By Mike Moore
After Broadway and Hollywood actors brought his characters to life, Jeffrey Hatcher lent his writing talent to Carthage.
By Jeffrey Hatcher
Adapted from the novel by Wilkie Collins
7:30 p.m. March 7-9, 13-15
During his time as 2013-14 guest artist in the Theatre Department’s New Play Initiative, the renowned playwright and screenwriter has written “No Name.” The original performance, adapted from a novel by Wilkie Collins, continues through March 15 in the Wartburg Auditorium. Performances are scheduled at 7:30 p.m. each night.
Mr. Hatcher is best known for his plays “Ten Chimneys,” “Compleat Female Stage Beauty,” and “Dr. Jekyll and Mr. Hyde,” for which he received the Edgar Award for Best Play in 2009. He wrote the screenplays for films such as “The Duchess,” starring Keira Knightley and Ralph Fiennes; “Casanova,” starring Heath Ledger, Sienna Miller, and Jeremy Irons; and “Stage Beauty,” starring Claire Danes and Rupert Everett.

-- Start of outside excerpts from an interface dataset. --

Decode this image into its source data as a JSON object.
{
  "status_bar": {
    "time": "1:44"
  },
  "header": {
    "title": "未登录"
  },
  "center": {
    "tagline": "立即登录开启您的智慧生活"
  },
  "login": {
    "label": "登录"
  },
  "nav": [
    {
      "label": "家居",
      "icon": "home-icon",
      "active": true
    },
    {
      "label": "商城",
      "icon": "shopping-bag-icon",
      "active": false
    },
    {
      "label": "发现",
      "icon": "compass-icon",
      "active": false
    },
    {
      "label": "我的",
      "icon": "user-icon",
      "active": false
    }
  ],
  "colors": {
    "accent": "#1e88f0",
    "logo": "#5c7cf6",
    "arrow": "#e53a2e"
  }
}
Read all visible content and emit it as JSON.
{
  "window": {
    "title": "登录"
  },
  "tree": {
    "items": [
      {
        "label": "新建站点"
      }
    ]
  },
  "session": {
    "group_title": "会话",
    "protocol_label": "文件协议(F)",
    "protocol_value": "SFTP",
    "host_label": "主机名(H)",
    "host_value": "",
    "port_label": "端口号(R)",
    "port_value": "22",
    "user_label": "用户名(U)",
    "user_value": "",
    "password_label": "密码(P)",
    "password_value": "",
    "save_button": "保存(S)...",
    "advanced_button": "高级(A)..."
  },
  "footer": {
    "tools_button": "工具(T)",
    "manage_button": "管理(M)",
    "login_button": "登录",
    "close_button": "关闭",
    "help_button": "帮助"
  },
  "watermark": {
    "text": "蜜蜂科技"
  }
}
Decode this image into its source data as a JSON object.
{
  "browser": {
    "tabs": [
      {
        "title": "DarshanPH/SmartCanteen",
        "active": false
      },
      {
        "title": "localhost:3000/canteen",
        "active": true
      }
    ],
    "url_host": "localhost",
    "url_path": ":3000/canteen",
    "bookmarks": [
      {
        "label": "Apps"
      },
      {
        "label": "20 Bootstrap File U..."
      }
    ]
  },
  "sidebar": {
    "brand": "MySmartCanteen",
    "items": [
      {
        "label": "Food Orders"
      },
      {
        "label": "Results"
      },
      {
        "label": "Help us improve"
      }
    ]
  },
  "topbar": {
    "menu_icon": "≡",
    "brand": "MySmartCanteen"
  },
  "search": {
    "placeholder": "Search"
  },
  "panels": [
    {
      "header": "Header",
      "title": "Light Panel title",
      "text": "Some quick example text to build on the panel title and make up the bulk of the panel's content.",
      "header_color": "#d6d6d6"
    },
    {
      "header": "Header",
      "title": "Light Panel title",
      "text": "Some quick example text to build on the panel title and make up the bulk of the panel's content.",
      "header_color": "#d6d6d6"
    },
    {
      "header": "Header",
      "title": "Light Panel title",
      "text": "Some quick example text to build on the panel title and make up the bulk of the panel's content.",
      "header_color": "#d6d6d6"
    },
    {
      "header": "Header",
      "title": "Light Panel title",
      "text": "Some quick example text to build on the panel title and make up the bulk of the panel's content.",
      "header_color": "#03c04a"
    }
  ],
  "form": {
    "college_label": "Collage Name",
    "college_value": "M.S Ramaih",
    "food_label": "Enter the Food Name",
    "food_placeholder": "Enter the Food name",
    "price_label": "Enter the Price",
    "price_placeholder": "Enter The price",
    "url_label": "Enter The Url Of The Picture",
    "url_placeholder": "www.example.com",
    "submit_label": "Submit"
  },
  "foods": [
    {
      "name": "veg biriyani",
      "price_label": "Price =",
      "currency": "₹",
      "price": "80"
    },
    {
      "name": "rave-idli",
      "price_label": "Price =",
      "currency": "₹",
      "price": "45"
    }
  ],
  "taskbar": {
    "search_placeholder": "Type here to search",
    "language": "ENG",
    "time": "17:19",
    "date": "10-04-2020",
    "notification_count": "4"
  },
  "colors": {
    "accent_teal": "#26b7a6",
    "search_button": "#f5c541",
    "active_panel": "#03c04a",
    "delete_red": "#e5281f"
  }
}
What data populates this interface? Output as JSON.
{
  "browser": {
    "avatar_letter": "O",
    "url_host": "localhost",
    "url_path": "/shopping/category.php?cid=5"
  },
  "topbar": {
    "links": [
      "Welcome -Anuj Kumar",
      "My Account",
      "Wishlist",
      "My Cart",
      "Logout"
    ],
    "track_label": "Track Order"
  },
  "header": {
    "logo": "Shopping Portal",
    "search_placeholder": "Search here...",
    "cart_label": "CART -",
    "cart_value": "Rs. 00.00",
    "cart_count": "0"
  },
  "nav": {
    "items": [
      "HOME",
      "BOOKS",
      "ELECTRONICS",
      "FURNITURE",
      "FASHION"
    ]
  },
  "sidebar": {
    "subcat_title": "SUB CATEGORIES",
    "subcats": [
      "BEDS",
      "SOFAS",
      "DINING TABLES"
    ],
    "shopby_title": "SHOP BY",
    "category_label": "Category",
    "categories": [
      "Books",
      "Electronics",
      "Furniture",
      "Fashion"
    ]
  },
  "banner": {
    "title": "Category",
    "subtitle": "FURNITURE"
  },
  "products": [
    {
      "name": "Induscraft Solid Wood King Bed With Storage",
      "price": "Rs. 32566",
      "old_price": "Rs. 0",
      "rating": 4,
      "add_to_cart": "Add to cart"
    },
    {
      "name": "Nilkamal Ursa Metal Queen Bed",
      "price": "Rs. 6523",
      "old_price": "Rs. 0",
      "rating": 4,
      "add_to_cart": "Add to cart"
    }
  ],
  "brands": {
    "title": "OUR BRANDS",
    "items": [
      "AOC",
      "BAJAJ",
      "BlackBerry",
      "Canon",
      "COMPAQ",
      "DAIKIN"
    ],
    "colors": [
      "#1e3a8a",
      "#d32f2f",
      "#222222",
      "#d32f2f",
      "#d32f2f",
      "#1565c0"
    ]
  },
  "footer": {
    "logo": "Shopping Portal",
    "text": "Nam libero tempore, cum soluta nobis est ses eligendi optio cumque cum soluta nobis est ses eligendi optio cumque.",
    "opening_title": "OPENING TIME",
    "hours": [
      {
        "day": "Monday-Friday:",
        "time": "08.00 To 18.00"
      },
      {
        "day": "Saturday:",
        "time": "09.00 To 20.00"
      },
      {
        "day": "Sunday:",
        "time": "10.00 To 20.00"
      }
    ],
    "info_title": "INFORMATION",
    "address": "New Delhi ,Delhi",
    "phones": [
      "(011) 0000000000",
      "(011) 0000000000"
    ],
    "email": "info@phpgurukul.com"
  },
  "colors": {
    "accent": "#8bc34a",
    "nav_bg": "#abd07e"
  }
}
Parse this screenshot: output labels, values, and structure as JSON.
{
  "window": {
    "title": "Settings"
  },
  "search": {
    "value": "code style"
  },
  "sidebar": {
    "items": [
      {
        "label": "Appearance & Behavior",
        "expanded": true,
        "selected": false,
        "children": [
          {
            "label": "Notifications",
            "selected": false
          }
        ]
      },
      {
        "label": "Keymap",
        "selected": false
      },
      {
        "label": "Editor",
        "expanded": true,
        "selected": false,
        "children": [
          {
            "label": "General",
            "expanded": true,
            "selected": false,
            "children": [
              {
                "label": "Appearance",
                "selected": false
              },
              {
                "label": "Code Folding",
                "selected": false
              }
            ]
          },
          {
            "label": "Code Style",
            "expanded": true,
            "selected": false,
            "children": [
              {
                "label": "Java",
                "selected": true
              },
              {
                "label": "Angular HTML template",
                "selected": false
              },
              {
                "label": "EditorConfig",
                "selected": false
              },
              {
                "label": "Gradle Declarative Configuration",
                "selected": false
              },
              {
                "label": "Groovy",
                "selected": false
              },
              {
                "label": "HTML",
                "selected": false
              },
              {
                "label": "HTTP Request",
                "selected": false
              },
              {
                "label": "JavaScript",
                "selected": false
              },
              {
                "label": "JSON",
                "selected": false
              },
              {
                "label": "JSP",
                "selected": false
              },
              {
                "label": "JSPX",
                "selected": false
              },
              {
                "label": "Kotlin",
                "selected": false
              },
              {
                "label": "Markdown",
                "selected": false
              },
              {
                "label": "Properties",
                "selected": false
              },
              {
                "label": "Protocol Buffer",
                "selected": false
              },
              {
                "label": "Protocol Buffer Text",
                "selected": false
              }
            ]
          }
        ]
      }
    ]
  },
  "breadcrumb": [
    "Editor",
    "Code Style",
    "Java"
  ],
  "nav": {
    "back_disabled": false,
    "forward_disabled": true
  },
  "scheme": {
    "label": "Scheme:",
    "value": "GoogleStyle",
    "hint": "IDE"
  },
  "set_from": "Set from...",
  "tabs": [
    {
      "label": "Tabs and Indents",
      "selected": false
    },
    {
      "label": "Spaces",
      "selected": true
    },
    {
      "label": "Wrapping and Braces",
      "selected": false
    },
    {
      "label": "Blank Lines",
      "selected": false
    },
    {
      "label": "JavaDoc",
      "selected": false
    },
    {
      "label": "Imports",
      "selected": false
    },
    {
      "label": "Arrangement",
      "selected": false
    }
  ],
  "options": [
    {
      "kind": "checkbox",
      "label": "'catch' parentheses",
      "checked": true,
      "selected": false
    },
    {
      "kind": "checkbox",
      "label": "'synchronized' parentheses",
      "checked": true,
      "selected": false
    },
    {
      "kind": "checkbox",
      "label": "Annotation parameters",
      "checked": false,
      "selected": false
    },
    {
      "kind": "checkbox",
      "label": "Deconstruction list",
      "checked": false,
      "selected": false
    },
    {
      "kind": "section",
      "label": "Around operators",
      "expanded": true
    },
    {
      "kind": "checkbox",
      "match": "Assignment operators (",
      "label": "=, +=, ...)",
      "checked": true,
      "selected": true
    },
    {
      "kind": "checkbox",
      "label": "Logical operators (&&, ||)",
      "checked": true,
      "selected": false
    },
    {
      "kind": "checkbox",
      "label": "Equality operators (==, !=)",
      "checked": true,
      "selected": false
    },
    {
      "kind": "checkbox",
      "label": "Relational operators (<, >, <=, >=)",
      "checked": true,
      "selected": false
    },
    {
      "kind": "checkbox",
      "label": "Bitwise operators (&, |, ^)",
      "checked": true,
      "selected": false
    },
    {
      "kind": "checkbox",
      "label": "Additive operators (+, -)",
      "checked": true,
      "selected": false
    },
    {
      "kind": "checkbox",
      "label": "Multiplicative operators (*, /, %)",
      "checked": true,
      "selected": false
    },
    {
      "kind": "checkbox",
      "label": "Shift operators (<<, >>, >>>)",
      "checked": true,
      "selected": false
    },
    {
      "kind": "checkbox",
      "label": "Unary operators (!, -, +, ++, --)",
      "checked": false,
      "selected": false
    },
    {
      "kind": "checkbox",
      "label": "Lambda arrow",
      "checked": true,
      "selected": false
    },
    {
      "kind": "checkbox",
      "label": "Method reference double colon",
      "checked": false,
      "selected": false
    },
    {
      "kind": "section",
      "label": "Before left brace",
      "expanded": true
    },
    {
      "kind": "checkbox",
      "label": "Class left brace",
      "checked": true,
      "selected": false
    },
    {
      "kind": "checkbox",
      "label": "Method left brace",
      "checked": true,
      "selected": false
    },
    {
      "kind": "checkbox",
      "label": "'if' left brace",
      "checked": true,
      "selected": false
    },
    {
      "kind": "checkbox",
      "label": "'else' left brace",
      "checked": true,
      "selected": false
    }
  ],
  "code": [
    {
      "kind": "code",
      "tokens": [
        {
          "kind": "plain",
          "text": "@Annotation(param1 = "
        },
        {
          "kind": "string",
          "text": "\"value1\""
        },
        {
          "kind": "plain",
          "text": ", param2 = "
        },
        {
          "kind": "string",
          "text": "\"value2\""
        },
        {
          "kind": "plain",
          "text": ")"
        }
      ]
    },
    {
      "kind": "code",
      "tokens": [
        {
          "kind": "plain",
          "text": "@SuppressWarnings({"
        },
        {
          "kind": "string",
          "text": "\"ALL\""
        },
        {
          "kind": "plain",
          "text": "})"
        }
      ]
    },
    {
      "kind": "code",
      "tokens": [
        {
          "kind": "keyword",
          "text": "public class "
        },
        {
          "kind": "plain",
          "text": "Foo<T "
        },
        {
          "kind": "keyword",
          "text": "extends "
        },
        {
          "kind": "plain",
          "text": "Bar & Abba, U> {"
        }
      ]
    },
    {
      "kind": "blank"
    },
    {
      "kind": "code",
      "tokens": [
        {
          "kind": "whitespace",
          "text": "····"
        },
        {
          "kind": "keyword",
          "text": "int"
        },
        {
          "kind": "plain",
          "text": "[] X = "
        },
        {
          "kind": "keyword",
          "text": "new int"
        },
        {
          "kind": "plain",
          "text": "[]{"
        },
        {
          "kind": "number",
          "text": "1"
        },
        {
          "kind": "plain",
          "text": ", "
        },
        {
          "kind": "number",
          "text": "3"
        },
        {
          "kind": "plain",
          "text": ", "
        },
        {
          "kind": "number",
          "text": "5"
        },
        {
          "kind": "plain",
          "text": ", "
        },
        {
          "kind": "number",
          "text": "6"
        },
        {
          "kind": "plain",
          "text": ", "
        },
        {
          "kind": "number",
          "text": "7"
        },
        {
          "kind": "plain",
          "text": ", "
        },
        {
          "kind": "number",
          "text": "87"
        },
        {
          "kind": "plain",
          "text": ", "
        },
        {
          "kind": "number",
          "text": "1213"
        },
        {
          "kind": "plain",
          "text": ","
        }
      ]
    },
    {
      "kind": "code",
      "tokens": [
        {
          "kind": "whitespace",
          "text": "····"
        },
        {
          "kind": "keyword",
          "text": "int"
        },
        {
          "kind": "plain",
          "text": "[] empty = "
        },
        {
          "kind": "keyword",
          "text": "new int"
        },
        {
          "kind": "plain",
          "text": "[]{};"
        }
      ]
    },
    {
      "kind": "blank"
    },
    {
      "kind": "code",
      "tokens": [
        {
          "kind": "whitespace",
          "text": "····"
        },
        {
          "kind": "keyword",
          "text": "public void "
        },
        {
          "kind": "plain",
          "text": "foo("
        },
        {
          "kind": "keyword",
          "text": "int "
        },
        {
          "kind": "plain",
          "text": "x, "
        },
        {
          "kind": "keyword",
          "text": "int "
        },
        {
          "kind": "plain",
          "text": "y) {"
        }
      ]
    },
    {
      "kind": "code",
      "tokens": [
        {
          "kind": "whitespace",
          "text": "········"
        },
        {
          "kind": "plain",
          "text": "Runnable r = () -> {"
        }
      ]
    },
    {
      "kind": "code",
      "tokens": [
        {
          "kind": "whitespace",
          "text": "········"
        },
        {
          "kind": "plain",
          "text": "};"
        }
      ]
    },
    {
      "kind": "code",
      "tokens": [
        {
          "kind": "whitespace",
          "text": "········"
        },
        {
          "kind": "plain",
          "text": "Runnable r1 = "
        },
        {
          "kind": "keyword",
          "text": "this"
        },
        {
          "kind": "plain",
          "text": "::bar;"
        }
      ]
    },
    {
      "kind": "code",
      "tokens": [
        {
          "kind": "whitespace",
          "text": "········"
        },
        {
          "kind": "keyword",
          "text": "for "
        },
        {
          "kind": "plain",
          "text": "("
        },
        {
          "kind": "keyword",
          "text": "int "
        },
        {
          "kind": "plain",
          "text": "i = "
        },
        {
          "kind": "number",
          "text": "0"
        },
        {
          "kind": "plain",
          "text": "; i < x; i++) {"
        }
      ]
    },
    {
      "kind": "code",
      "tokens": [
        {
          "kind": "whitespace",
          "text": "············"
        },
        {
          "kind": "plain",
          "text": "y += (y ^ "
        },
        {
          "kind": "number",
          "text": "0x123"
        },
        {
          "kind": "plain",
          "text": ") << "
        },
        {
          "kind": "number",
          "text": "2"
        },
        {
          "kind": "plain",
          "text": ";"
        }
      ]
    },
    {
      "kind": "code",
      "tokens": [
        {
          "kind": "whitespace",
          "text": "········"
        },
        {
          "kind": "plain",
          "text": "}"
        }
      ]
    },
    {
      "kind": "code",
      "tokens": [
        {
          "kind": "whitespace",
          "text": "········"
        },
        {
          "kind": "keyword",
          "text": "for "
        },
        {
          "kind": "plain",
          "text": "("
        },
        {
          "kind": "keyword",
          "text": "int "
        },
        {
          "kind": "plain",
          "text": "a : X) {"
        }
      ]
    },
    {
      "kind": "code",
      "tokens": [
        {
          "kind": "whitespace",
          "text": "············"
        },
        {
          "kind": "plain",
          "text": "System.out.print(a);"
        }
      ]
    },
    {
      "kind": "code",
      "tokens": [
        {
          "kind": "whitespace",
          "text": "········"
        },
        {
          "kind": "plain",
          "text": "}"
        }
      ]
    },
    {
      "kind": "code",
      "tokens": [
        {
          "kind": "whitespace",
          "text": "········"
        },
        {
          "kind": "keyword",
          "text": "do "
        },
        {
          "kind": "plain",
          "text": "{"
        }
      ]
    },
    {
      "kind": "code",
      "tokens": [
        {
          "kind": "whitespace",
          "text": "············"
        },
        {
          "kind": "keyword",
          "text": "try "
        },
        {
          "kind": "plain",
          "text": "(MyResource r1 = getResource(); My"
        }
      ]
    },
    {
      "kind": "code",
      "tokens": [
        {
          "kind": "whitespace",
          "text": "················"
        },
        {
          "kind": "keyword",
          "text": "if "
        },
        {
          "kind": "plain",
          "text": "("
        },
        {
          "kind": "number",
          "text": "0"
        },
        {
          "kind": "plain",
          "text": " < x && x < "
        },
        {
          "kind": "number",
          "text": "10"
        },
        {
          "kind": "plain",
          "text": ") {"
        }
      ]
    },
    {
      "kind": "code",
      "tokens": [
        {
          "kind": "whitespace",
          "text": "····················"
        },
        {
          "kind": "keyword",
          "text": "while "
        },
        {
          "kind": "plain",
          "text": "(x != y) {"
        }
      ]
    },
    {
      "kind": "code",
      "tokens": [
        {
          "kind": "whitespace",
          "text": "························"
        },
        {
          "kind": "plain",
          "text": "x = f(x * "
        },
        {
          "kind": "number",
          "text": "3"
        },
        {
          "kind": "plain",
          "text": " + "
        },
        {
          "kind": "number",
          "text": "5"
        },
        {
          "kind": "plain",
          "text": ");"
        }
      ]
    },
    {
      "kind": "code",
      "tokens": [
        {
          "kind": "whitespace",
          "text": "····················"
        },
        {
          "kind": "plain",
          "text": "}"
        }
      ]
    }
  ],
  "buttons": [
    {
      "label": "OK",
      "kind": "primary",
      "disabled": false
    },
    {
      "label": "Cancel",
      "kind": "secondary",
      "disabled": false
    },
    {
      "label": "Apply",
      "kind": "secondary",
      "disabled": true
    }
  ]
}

Before a recent rehearsal of “No Name,” Mr. Hatcher shared his thoughts on the collaboration with Carthage.
On why he chose to adapt this book to the stage:
For one, Mr. Hatcher always has appreciated Wilkie Collins’ storytelling. The 19th century writer was known for the “sensation novel,” conveying cold, fear, or physical danger.
“He could write scenes that would make the reader sweat,” Mr. Hatcher said. “Even his villainous female characters, he’s able to identify with in specific and grounded ways.”
More practically, the book fits the demographics of the Carthage cast.
“‘No Name’ has lots of female roles,” he said. “You don’t have to stretch and find, ‘Can this doctor be a woman?’ or ‘Can this machine gunner be a woman machine gunner?’”
On the value of producing new theatrical works:
For students, Mr. Hatcher said, it’s critical. While Shakespearean plays and other classics are essentially “frozen texts,” original plays go through constant revision. He pointed out that gets young actors accustomed to the fact that the writer has the last say.
“When you’re working on something new, you have that experience that professional actors go through,” he said. “It’s good to experience that at least once between the ages of, say, 18 and 23.”
From Mr. Hatcher’s perspective, sometimes a new play gives him the flexibility to craft a larger role for a character based on the talent he spots. He joked that audience members might wonder, “Why does the maid have so much dialogue?”
On what he has seen from the Carthage theatre students:
“I’m surprised how many of them come in with developed accents,” he said.
Those mainly are English and Scottish accents, given the setting for “No Name.” Mr. Hatcher added that, in general, humor comes more naturally to young actors. On the flip side, he said they must work harder to find the underlying emotional foundation for a character.
On what he enjoys about working with college students:
It’s his third time collaborating with students at this level.
“There’s something about their energy level,” he said. “You just can’t get that eager look, the wide eyes, and willingness to try something else. They make things fresh and new that have seemed old and maybe tired to you. In watching them discover it, you’re rediscovering it for yourself.”
He’s realistic enough to know that not all of the cast members will make theatre a lifelong career, but encouraging their involvement has a side benefit.
“They’ll get married and have kids, and their kids will become theatre-goers,” he said. “You’re always kind of seeding the profession.”